Hall of Fame Member Biographies

Roger G. Harrison Jr.

Roger G. Harrison Jr., Ph.D., was born in Lebanon, Missouri but his family has deep roots in Oklahoma. His grandfather, Arthur Cecil Harrison, came Oklahoma in 1892 with his father, mother, and sister in a covered wagon from Wise County, Texas and settled in Tecumseh, Oklahoma; two years later, they moved to Shawnee. A great-grandfather, Andrew Jackson Hartenbower, rode a horse in the Oklahoma land run in 1889 and staked a claim on land near Orlando. He and his wife, Katie Ann, later moved to Stillwater, and he served in the Oklahoma House of Representatives starting in 1915. Both of Roger's parents are graduates of the University of Oklahoma—Roger Sr. in business administration and Mary Katherine in physical education and dance. At the time of his birth, Roger's father was an officer in the Army stationed at Ft. Leonard Wood during World War II. His father served in General Patton's Third Army in Europe, crossing the bridgehead over the Rhine River at Remagen, Germany, and moved with the army all the way to Pilsen, Czechoslovakia.   

After the war, Harrison lived in Clinton, Oklahoma until 1949, when his parents moved further south to Altus. He attended public schools in Altus, culminating in graduation from Altus High School in 1962. He began his college career at Westminster College in Fulton, Missouri, majoring in chemistry. Deciding that he wanted to major in chemical engineering instead, the following year he transferred to the University of Oklahoma.

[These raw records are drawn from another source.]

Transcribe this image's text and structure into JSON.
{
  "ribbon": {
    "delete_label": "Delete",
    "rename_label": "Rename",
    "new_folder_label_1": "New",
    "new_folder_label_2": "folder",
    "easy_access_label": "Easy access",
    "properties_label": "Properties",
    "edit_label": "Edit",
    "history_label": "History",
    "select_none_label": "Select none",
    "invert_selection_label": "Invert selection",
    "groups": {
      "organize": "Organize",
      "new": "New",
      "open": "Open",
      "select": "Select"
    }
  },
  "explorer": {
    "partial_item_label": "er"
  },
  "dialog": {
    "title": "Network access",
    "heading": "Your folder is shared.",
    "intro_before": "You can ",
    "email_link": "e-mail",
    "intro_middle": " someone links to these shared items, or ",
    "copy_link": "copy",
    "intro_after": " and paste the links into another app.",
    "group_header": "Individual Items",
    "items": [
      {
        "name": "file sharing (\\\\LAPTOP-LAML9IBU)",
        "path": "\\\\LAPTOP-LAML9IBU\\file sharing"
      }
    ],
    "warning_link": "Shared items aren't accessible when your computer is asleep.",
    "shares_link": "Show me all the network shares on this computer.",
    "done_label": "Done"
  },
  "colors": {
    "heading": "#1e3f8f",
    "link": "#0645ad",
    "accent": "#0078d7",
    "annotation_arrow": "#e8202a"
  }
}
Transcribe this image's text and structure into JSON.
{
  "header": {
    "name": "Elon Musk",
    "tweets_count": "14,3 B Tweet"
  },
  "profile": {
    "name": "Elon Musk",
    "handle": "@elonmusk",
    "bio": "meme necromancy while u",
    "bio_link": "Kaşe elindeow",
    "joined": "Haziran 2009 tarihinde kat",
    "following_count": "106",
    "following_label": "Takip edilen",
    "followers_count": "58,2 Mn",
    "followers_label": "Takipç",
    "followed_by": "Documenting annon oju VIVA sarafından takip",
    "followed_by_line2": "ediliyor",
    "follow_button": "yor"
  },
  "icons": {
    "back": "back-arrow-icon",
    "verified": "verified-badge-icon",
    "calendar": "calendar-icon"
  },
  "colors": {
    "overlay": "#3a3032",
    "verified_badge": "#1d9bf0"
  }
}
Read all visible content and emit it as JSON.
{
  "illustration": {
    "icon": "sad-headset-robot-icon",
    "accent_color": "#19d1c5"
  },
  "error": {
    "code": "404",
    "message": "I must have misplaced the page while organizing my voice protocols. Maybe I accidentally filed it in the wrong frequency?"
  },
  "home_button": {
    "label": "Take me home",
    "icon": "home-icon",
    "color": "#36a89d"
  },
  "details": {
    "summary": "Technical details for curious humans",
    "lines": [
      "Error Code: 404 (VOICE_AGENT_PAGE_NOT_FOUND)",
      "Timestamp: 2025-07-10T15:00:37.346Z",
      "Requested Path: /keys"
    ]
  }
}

The recipient of a scholarship from Cabot Corporation his senior year, he graduated with distinction from OU in 1967. During his final semester at OU, he worked on a chemical engineering research project with Professor Philip Colver on the subject of heat transfer during boiling. This research and his interest in chemical engineering convinced him to apply to graduate schools in this field. He was accepted at three top-ranked chemical engineering departments, including the University of Wisconsin-Madison, where he decided to attend, completing his master's in 1968 and his Ph.D. in 1975. While working on his doctorate, Harrison became interested in applying chemical engineering to the study of human diseases and worked with professor Thomas Massaro on a project to study the permeation of fluid through arterial tissue in order to understand more about heart disease. 

Before embarking on an academic career, Harrison worked as a researcher for the Chevron Research Company from 1978-1980, the Upjohn Company from 1975-1981, and Phillips Petroleum Company in Bartlesville from 1981-1988. In 1988, he accepted a position as associate professor of chemical engineering at the University of Oklahoma. He was critical in getting a grant for a new bioengineering program at OU, which would lead to the creation of the Stephenson School of Biomedical Engineering. He is the inventor or co-inventor of nine US patents in biotechnology with a specific focus on cancer treatment. His research has been highlighted in a front-page article in The Oklahoman, as well as TV news stories on Fox 25 in Oklahoma City. Harrison has also devoted significant time and effort to writing books on various subjects in chemical engineering. His most notable authorial effort has been on a textbook in the field of bioseparations, which he began working on after realizing that there was a need for a textbook in this field for upper-level undergraduates and graduate students that would also be useful for practitioners in industry.